## TASK ITEM
Scan the entries below. List each line with "this".

(Beginning of ENTRIES SHOWN)

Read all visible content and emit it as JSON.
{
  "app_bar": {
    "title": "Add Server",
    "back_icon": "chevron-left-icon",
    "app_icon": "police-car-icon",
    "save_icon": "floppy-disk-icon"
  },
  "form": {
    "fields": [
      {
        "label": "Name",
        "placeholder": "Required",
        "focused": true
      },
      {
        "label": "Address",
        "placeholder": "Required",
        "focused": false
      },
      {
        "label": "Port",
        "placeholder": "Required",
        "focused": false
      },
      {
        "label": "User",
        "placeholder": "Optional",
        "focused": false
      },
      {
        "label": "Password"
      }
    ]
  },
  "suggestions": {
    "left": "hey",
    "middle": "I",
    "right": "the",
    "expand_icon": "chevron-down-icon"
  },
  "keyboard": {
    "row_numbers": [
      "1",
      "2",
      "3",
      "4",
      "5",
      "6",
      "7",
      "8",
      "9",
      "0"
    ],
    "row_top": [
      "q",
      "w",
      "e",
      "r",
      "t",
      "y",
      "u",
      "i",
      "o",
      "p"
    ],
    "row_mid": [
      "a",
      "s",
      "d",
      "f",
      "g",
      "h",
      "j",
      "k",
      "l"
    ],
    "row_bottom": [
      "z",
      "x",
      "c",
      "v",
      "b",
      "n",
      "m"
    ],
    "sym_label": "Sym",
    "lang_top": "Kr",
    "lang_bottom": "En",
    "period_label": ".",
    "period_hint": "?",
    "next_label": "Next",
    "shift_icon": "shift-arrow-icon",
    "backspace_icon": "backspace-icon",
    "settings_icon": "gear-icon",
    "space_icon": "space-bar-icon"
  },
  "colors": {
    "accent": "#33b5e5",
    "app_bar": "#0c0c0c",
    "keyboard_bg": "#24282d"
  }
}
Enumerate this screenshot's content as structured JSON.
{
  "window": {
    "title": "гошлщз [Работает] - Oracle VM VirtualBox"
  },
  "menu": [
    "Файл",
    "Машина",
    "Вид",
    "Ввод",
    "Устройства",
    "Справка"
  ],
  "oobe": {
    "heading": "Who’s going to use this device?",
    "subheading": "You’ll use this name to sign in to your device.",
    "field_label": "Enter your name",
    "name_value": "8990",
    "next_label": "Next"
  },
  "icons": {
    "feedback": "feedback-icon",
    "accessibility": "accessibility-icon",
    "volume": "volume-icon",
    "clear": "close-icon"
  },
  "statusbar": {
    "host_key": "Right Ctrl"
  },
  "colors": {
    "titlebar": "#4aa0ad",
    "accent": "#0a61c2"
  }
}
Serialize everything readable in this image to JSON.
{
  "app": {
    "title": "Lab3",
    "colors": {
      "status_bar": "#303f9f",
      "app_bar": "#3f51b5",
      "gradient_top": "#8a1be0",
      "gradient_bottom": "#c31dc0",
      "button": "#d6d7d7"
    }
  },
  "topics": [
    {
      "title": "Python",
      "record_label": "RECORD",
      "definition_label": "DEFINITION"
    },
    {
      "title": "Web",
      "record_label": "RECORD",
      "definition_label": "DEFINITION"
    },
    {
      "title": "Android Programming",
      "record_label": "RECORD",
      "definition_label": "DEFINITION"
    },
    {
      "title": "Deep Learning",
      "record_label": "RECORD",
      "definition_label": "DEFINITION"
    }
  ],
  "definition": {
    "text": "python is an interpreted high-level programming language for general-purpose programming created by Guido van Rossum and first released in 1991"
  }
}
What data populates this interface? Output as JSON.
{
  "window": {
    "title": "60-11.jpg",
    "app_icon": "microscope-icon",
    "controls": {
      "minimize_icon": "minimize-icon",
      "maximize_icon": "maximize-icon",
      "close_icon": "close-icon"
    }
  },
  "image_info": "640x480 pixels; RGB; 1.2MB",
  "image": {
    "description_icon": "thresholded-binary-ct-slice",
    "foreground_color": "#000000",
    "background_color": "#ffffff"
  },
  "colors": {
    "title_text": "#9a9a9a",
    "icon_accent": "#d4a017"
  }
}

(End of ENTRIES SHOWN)

## REPLY
Enumerate this screenshot's content as structured JSON.
    "heading": "Who’s going to use this device?",
    "subheading": "You’ll use this name to sign in to your device.",
Serialize everything readable in this image to JSON.
What data populates this interface? Output as JSON.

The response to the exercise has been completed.